Typically, this sort of content never gets parsed by Google, because Google just parses HTML (and PDF and a few other static content formats). And that’s fair enough: we can’t expect Google to execute our JavaScript to find out our content. However, this means that a Tiddly-based site just doesn’t get indexed. If I do searches on my own blog, I’ll find posts on my old blog (because Nanoblog actually only uses static pages – it’s good about that) and none on my new blog. This sucks.

Of course I’m not the first one to enjoy Tiddly’s flexibility and general sexiness. And of course I’m not the first one to wish my site would be indexed by Google. Among the several solutions that have been thought of by people, [[this one]] appeared the best to me: it actually creates a static, HTML-rendered replica of the wiki, one tiddler per page, with the static pages that redirect to the appropriate section of the wiki. This means Google happily indexes the static pages, and users going to the indexed pages end up on the wiki. All is well.

But for one problem: I was using ccTiddly, which is based on PHP and MySQL to provide for editing of the content over the Internet. I wasn’t mad about that, and now it actually gets in my way: the afore mentioned plug-in won’t work with that setup. Darn.

So I’ve back-pedalled to a somewhat more primitive, but I think more flexible and satisfying, solution: set up a WebDAV service on my Apache server, turn my wiki back into a single, normal TiddlyWiki file, and use the [[Save to DAV]] plug-in.

I now have a ‘reading’ URL (, a secure ‘editing’ URL ( and static files under the reading URL.

It all seems to be working now. I hope I haven’t messed up the RSS feeds. There’s been only one serious bug, in the Save to DAV plug-in: I had to explicitly add the txtDAVURL variable to the config.options table, in the source.

On the negative side, I think I lose the ability to generate the RSS when not at my computer (i.e. I need to open the file as ‘file:///’), and I think the static generation only works locally as well. I can live with that.

On the positive side, I now have a normal, self-contained TiddlyWiki file, which should make integration of plug-ins more straightforward.

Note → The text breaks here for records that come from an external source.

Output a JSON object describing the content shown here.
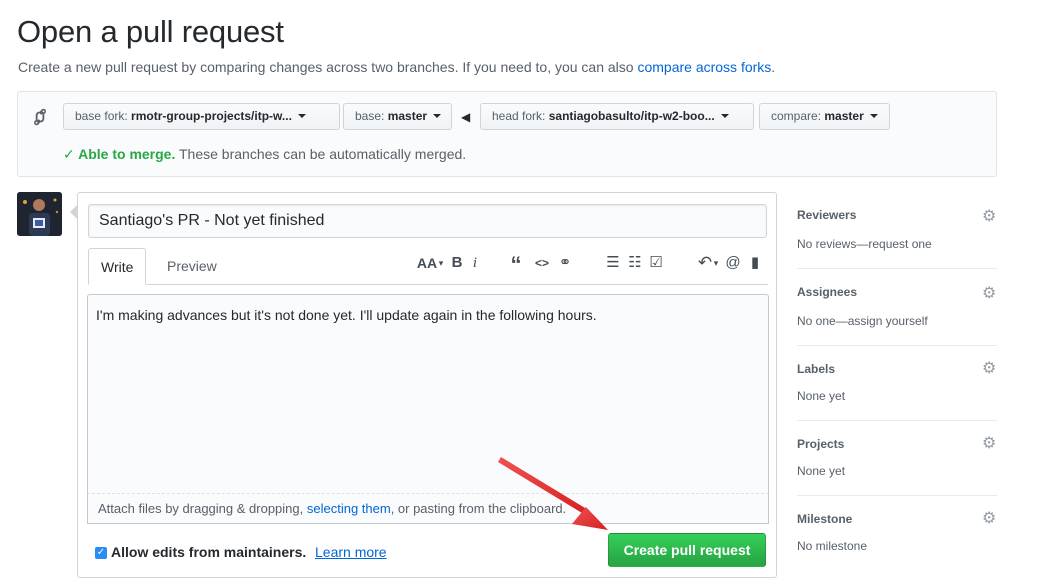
{
  "page": {
    "title": "Open a pull request",
    "subtitle": "Create a new pull request by comparing changes across two branches. If you need to, you can also ",
    "subtitle_link": "compare across forks",
    "subtitle_end": "."
  },
  "range": {
    "base_fork_label": "base fork:",
    "base_fork_value": "rmotr-group-projects/itp-w...",
    "base_label": "base:",
    "base_value": "master",
    "head_fork_label": "head fork:",
    "head_fork_value": "santiagobasulto/itp-w2-boo...",
    "compare_label": "compare:",
    "compare_value": "master",
    "merge_status": "Able to merge.",
    "merge_text": " These branches can be automatically merged."
  },
  "form": {
    "title_value": "Santiago's PR - Not yet finished",
    "tab_write": "Write",
    "tab_preview": "Preview",
    "body_text": "I'm making advances but it's not done yet. I'll update again in the following hours.",
    "attach_prefix": "Attach files by dragging & dropping, ",
    "attach_link": "selecting them",
    "attach_suffix": ", or pasting from the clipboard.",
    "allow_edits": "Allow edits from maintainers.",
    "learn_more": "Learn more",
    "create_button": "Create pull request"
  },
  "toolbar": {
    "header": "AA",
    "bold": "B",
    "italic": "i",
    "quote": "“",
    "code": "<>",
    "link": "⚭",
    "ul": "☰",
    "ol": "☷",
    "tasks": "☑",
    "reply": "↶",
    "mention": "@",
    "saved": "▮"
  },
  "sidebar": [
    {
      "heading": "Reviewers",
      "value": "No reviews—request one"
    },
    {
      "heading": "Assignees",
      "value": "No one—assign yourself"
    },
    {
      "heading": "Labels",
      "value": "None yet"
    },
    {
      "heading": "Projects",
      "value": "None yet"
    },
    {
      "heading": "Milestone",
      "value": "No milestone"
    }
  ],
  "colors": {
    "accent_link": "#0366d6",
    "success": "#28a745",
    "annotation_arrow": "#e02424"
  }
}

EDIT: After setting this up, I went to the office and was disappointed to see that the ‘save to dav’ macro had disappeared. Turns out there is a checkbox in the AdvancedOptions to //Hide Editing Features when viewed over HTTP//, which is all well to not confuse the casual reader, but just gets in my way when using DAV. I’m a bit surprised this wasn’t mentionned in the save-to-dav plug-in. Oh well. Anyway, this is posted from the office, so there.